I stumbled a bit today looking inside my twitter timeline.
I saw this. It had be quietly ironically retweeted, so I looked on the timeline of that ‘person’.
Yes, a stream advocating tactical voting in Scotland against the SNP.
‘There’s something bigger going on in the GE in Scotland.’
Obviously there’s a tactical voting wheel. (As lampooned in the 2015 General Election.)
But with more detail, there’s even a seat by seat chart.
Now, this vastly differs from the Tactical Voting advocated by Gina Miller and those who speak about a ‘progressive alliance’.
The chart works on the basis of a 13% swing.
I’ll say that again a Thirteen Percent Swing.
I’ve thrown in these images as Squirrels as a distraction.
Swing, Baby, Swing..
A THIRTEEN PERCENT SWING.
Yes and to add to the fun it’s based on this year’s low turnout at the Council elections. (The small. Small print on the chart)
Now, that was an election on a proportional representation basis, not first past the post.
In a first past the post election, an incumbent only falls on small swings. One percent, two percent, three percent?

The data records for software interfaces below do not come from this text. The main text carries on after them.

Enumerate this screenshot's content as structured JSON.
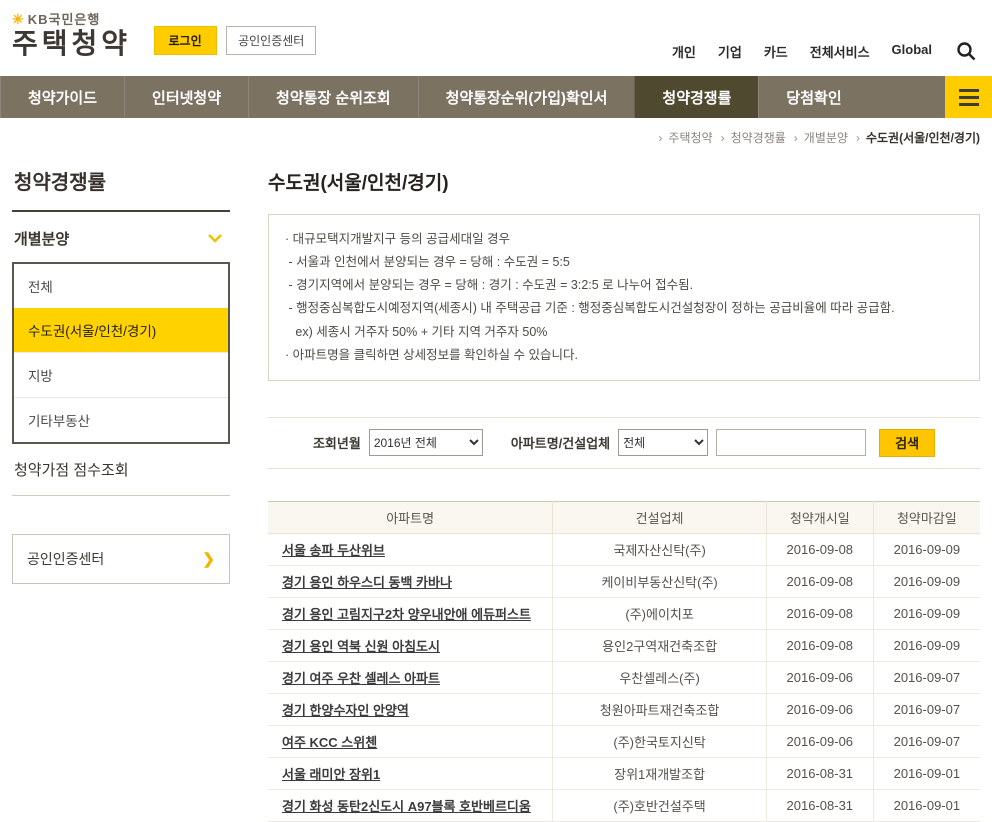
{
  "colors": {
    "kb_yellow": "#ffcc00",
    "nav_bg": "#7b7261",
    "nav_active_bg": "#4f4930",
    "selected_menu_bg": "#ffd200",
    "table_header_bg": "#f9f7f0"
  },
  "header": {
    "bank_name": "KB국민은행",
    "service_title": "주택청약",
    "login_label": "로그인",
    "cert_label": "공인인증센터",
    "utility_links": [
      "개인",
      "기업",
      "카드",
      "전체서비스",
      "Global"
    ]
  },
  "nav": {
    "items": [
      {
        "label": "청약가이드",
        "active": false
      },
      {
        "label": "인터넷청약",
        "active": false
      },
      {
        "label": "청약통장 순위조회",
        "active": false
      },
      {
        "label": "청약통장순위(가입)확인서",
        "active": false
      },
      {
        "label": "청약경쟁률",
        "active": true
      },
      {
        "label": "당첨확인",
        "active": false
      }
    ]
  },
  "breadcrumb": {
    "items": [
      "주택청약",
      "청약경쟁률",
      "개별분양",
      "수도권(서울/인천/경기)"
    ]
  },
  "sidebar": {
    "title": "청약경쟁률",
    "section_label": "개별분양",
    "menu_items": [
      {
        "label": "전체",
        "selected": false
      },
      {
        "label": "수도권(서울/인천/경기)",
        "selected": true
      },
      {
        "label": "지방",
        "selected": false
      },
      {
        "label": "기타부동산",
        "selected": false
      }
    ],
    "score_link_label": "청약가점 점수조회",
    "cert_link_label": "공인인증센터"
  },
  "main": {
    "title": "수도권(서울/인천/경기)",
    "notice_lines": [
      "· 대규모택지개발지구 등의 공급세대일 경우",
      " - 서울과 인천에서 분양되는 경우 = 당해 : 수도권 = 5:5",
      " - 경기지역에서 분양되는 경우 = 당해 : 경기 : 수도권 = 3:2:5 로 나누어 접수됨.",
      " - 행정중심복합도시예정지역(세종시) 내 주택공급 기준 : 행정중심복합도시건설청장이 정하는 공급비율에 따라 공급함.",
      "   ex) 세종시 거주자 50% + 기타 지역 거주자 50%",
      "· 아파트명을 클릭하면 상세정보를 확인하실 수 있습니다."
    ],
    "search": {
      "year_label": "조회년월",
      "year_value": "2016년 전체",
      "apt_label": "아파트명/건설업체",
      "apt_filter_value": "전체",
      "keyword_value": "",
      "search_button_label": "검색"
    },
    "table": {
      "headers": [
        "아파트명",
        "건설업체",
        "청약개시일",
        "청약마감일"
      ],
      "rows": [
        [
          "서울 송파 두산위브",
          "국제자산신탁(주)",
          "2016-09-08",
          "2016-09-09"
        ],
        [
          "경기 용인 하우스디 동백 카바나",
          "케이비부동산신탁(주)",
          "2016-09-08",
          "2016-09-09"
        ],
        [
          "경기 용인 고림지구2차 양우내안애 에듀퍼스트",
          "(주)에이치포",
          "2016-09-08",
          "2016-09-09"
        ],
        [
          "경기 용인 역북 신원 아침도시",
          "용인2구역재건축조합",
          "2016-09-08",
          "2016-09-09"
        ],
        [
          "경기 여주 우찬 셀레스 아파트",
          "우찬셀레스(주)",
          "2016-09-06",
          "2016-09-07"
        ],
        [
          "경기 한양수자인 안양역",
          "청원아파트재건축조합",
          "2016-09-06",
          "2016-09-07"
        ],
        [
          "여주 KCC 스위첸",
          "(주)한국토지신탁",
          "2016-09-06",
          "2016-09-07"
        ],
        [
          "서울 래미안 장위1",
          "장위1재개발조합",
          "2016-08-31",
          "2016-09-01"
        ],
        [
          "경기 화성 동탄2신도시 A97블록 호반베르디움",
          "(주)호반건설주택",
          "2016-08-31",
          "2016-09-01"
        ]
      ]
    }
  }
}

It was reckoned Michael Portillo was 3% ahead just prior to his loss in 1997, it was a huge 17% swing over the course of five years from the previous election.
The UK General Election.
I don’t want to guess too much on any swing against the SNP. I think there’s multiple factors at play. I’d guess at following.
1. Anti-Tory sentiment.
2. The rise of Corbyn.
3. Brexit guilt.
It’s a UK election on UK factors. The recent events of terror in Manchester and London complicate matters too.
On the first, there’s a weariness in terms of Theresa May, her campaign’s slide. Poor media performances and a general issue in terms of competence and ability.
Jeremy Corbyn has campaigned well, he’s been recognised by the public and his interview appearances generally have helped.
Brexit has been recognised as a factor and played on greatly by the Liberal Democrats. It’s a factor in people’s thoughts as there’s no real plan and a creep in economic factors like inflation and the decreased value of the pound.
In 2015 we got 56 SNP, 1 Tory, 1 LD, 1 Labour.
Labour’s issue is that the SNP ‘took’ ‘their’ Scottish Seats. What was once a large group.
It’s a very helpful number when you’re fighting an election on overall terms.
The loss or reduction to single digits even if there are any gains in Scotland makes winning a majority tougher and puts the emphasis on England and Wales.
There’s also been an internal bun fight with Ian Murray previously refusing to serve as Corbyn’s shadow Scottish Secretary and a divide in views between the London party and the Scottish Party.
For the Tories, there may be opportunities and there may be loss. It’s went quiet around David Mundell, possibly he faces a contest of his own to retain his seat.
Ironically, his party may gain ground or take other seats. Talk of Thirteen or Seventeen Tory seats is likely just to be talk.
There’s opportunities in the Borders, Edinburgh and North East though and it may or may not happen but will be where the SNP have concentrated activity.
The Liberal Democrats have an issue in a politician that, shall we say, fell out with his constituents. Again, the possibility exists that the party might gain whilst the incumbent MP loses. Again, Edinburgh, The Borders and North-East are most fertile possibilities.
Most polling is UK wide and there’s extrapolated data for Scotland with degrees of reliability.
It’s thought the SNP may retain the majority of the 56 seats. It’s likely to be 50 plus, nothing I’ve seen says all 59.
The dynamic of campaigning might see Murray and Mundell survive with some attrition in SNP numbers, possibly a few. Possibly not.
In the cold light of day, there’s little in common between the Scottish Tories, Lib-Dems and Labour.
It may well be that certain candidates are ‘paper’ as there’s little hope of defeating the SNP across large parts of the country.
I don’t think the chart or tactical voting wheel are seriously looked at. I don’t think the parties have co-ordinated between themselves.
There may be tacit truces in places where one party has a serious chance against the SNP in a constituency or in those three constituencies that are being ‘defended’.
We are some distance from a ‘Union Block’, the noise made on Twitter and Facebook is just that.
Individuals tweeting behind aliases and groups tweeting their viewpoints. As you’ll see it’s bitter.
I’m not going to hide my distaste, but it’s comment and free speech. Not my thing to get into.
So.. the clock ticks down to Thursday. Hopefully we have good news in terms of Manchester and London investigations and we also have a trouble free Election Day.